Steven Falk > Collections > Insects > Hymenoptera (bees, wasps, ants and relatives)

The most familiar group of wasps in Britain - the social wasps, hornets and 'yellowjackets'. Aside from one cleptoparasitic species, Vespula austriaca (the Cuckoo Wasp), these are true social insects that form large colonies controlled by a single queen and served by many workers. Males are produced towards the end of the nest cycle. 9 species of true social wasp within 3 genera are currently resident on the British mainland, with one species of Polistes paper wasp resident on the Channel Islands and occasionally recorded on the mainland. The Asian Hornet (Vespa velutina) was discovered in England in 2016 and it awaits to to be seen it it establishes.

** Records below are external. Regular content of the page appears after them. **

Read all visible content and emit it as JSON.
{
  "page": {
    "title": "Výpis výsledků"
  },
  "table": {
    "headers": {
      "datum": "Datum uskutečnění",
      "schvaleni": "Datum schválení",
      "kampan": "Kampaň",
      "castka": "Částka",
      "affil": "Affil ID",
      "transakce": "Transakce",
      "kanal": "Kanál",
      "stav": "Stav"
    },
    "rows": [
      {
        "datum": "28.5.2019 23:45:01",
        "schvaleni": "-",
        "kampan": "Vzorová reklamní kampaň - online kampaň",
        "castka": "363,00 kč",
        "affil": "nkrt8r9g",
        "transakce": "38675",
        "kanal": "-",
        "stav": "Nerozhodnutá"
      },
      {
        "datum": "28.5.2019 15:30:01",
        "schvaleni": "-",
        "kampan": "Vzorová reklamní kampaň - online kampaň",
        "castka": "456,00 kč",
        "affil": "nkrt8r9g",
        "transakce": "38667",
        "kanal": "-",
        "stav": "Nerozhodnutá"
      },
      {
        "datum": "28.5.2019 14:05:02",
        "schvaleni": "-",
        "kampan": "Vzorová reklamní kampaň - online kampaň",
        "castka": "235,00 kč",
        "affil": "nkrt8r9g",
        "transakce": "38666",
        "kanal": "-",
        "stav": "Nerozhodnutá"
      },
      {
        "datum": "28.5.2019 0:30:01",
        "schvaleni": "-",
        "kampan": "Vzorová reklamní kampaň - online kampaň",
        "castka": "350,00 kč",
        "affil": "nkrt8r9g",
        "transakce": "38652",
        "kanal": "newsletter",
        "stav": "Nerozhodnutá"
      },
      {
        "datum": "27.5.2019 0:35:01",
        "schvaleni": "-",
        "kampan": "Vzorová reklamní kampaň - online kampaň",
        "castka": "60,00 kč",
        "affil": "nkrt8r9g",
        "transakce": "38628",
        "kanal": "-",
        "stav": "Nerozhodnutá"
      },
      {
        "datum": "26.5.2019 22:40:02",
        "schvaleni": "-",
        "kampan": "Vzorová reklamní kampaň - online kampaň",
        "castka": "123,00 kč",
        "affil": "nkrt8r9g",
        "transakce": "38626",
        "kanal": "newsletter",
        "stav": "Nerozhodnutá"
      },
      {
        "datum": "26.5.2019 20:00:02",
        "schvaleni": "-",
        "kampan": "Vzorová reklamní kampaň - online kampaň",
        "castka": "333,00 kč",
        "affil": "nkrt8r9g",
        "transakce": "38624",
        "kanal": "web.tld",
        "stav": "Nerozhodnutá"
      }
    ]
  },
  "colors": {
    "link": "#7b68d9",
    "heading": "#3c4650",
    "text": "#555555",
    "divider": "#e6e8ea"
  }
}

Vespa crabro (the Hornet), which is our largest species, is in the mainly tropical, day and night active genus Vespa.

The genus Dolichovespula, known as long-cheeked wasps or 'tree wasps' (in the broad sense), are represented by D. sylvestris (the Tree Wasp in the strict sense), D. norwegica (the Norwegian Wasp), and two recent British colonists, D. media (the French Wasp) and D. saxonica (the Saxon Wasp). They usually suspend their nests from twigs and branches or build them in cavities above ground level, and their nest cycles are relatively short, with males and new queens usually evident by July.

Of the four members of the genus Vespula. V. vulgaris (the Common Wasp) and V. germanica (the German Wasp) are both locally abundant species that regularly nest in buildings and gardens. Their nests can survive until late autumn and contain hundreds of workers. New queens and males are produced very late, usually when the Ivy is flowering in October. V. rufa (the Red Wasp) is more of a rural species with a shorter colony cycle. In the north and west of its range it is attacked by the cleptoparasitic V. austriaca (the Cuckoo Wasp), which takes over a nest and uses the Red Wasp workers to bring up its own offspring.

The paper wasp Polistes dominula has a slimmer build more like a mason wasp, but with social behaviour that resembles that of a Dolichovespula wasp, though queens and workers look very similar and workers can replace a queen if she is lost (impossible in a true social wasp).

A number of further social wasps could yet colonise Britain, including Dolichovespula adulterina and D. omissa (cleptoparasites of D. saxonica and D. sylvestris respectively) and Vespa orientalis (the Oriental Hornet). It is very easy for fertilised queens of social wasps to get transported in freight!

The folders here will give you a good feel for what the various species look like and the variation that exists within them (considerable in the case of D. media and D. saxonica). In some instances, you will need to take and kill specimens if you want to identify them critically.

The best identification key to the British species is Else (1994) Social Wasps in British Wildlife pp 304-311.

A key to the species of Central Europe can be found at:
www.nev.nl/hymenoptera/2006DvorakRoberts_key_Vespidae.pdf.

Photos are arranged in the sequence males, queens, workers, nests and (for some) habitat.